When you connect a new device to your Wi-Fi network, you need to enter your Wi-Fi password. That’s entirely reasonable, and Apple devices automatically offer to share that password with your other Apple devices and other people in your Contacts. More generally, a technology called Wi-Fi Protected Setup (WPS) was designed to enable connecting without typing the Wi-Fi password, either by entering an 8-digit PIN or pressing a button on the router. The button is fine—no one can connect without physical access to the router. But the PIN is horribly insecure and can be brute forced with readily available cracking software. If your router supports WPS—not all do, happily—turn it off entirely.

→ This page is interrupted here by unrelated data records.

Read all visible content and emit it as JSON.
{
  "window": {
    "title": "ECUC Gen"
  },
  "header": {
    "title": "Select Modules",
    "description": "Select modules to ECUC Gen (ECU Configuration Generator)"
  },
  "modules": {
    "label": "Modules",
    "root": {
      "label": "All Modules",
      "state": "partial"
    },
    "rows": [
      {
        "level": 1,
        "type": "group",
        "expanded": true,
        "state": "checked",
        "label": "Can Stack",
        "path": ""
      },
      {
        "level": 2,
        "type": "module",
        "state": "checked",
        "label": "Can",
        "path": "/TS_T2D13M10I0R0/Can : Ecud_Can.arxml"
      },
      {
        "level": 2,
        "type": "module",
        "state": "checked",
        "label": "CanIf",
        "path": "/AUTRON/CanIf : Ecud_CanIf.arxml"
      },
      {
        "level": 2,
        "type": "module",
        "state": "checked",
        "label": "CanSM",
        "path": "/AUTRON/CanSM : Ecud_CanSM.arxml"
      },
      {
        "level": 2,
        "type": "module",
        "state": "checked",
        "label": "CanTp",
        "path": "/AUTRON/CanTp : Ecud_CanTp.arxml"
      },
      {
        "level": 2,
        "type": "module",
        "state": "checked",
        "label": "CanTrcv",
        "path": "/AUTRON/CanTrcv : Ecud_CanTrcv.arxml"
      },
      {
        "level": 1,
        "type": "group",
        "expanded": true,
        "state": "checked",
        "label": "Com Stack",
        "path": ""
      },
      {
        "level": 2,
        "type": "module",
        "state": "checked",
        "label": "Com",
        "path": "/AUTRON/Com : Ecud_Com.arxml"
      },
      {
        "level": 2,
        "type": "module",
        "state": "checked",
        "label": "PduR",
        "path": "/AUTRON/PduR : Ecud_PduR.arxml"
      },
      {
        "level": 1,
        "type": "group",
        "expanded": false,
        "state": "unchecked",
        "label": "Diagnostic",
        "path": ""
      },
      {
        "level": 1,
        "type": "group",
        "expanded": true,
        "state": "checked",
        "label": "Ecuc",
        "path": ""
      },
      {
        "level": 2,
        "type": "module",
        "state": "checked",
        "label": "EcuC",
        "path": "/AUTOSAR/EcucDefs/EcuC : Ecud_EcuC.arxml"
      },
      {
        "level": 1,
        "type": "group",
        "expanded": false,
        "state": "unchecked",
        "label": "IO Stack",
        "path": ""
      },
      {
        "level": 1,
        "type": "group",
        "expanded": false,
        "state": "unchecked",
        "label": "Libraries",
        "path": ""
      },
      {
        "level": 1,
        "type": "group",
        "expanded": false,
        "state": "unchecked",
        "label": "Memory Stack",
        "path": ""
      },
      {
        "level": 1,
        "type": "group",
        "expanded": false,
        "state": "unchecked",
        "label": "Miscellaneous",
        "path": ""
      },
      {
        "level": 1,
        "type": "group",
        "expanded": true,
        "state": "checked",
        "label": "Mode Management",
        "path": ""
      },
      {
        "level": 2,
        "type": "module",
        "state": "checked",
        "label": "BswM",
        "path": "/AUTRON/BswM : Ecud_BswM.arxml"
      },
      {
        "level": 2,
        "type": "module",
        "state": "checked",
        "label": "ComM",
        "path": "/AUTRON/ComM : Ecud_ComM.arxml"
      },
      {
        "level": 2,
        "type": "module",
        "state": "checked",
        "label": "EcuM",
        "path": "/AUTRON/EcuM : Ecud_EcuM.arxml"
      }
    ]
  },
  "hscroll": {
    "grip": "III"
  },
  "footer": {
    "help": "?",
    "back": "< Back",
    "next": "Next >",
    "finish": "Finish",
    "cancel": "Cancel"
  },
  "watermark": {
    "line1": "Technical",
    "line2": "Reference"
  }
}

You’ll probably want to give visitors access to your Wi-Fi network so they can get to the Internet. The best way to do that is to create a guest network—a feature in nearly all Wi-Fi routers—separate from your main Wi-Fi network. It has a different name and password, and its traffic is isolated from yours, ensuring that even if a hacker were to access it, they wouldn’t be able to eavesdrop on your communications. It can have a simpler password since all it’s protecting is your bandwidth. One additional tip—put “Internet of Things” devices like smart appliances, video game consoles, and the like on your guest network to ensure they don’t provide access to your main network’s traffic if they’re hacked. You probably won’t want to do that with HomeKit devices, which will work better on the same network as your Apple devices.
After changing the default admin password, this is the second-most important piece of Wi-Fi security advice. All traffic on a Wi-Fi network can (and should) be encrypted so hackers can’t eavesdrop with impunity. The first wireless security protocol was WEP (Wired Equivalent Privacy), which was commonly used from the late 1990s through 2004. Unfortunately, WEP is so easily broken today that it’s no longer considered secure. If you still use WEP, immediately switch to WPA2 (Wi-Fi Protected Access). There’s also WPA3, which is even more secure but is available only in hardware sold in the last few years.
Finally, you may see suggestions that you should hide your Wi-Fi SSID, which prevents nearby devices from displaying it when they list available networks. That might seem like it would improve security, but all it does is prevent the sort of people who aren’t a threat anyway from seeing it. Anyone with the necessary software and skills to break into an unprotected or weakly protected Wi-Fi network can still detect and access a hidden network. They might even be more interested in what’s there, given that the network owner took the trouble to hide it. As long as you follow all the other advice in this article, there’s no benefit in hiding the SSID as well.
Ensuring the security of your Wi-Fi network is essential, but what about public Wi-Fi networks in coffee shops, hotels, and airports? Because they’re open to anyone within range, they’re insecure by definition, and anyone on the network could theoretically see any other user’s traffic. Don’t panic. Most Web connections now use HTTPS, which encrypts traffic between you and the destination site (look for https at the start of URLs or a lock icon in the address bar of your Web browser). To ensure that all traffic is protected from prying eyes, use a VPN (Virtual Private Network), which creates an encrypted pipe from your computer to a VPN server elsewhere. Many organizations provide or even require VPN use so that traveling or remote employees can’t inadvertently use unencrypted connections. If your organization doesn’t have a VPN now but would like to set one up, contact us.
(Featured image by iStock.com/CASEZY)
Social Media: As more personal and work information passes through Wi-Fi networks, it becomes increasingly important that you follow this advice to secure your network.